Material for the task:
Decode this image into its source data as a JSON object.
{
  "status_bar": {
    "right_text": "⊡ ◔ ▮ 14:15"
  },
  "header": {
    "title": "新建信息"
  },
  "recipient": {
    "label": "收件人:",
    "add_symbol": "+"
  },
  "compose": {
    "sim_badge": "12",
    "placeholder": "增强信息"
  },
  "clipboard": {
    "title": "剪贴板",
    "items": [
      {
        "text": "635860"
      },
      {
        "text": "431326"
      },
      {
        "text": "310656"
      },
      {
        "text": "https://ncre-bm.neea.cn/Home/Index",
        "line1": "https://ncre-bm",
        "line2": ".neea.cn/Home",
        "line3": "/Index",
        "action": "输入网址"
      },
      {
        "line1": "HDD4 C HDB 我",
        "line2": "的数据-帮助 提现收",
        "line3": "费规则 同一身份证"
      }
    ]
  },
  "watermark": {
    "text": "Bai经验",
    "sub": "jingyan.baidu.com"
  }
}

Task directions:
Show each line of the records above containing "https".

Answer box:
        "text": "https://ncre-bm.neea.cn/Home/Index",
        "line1": "https://ncre-bm",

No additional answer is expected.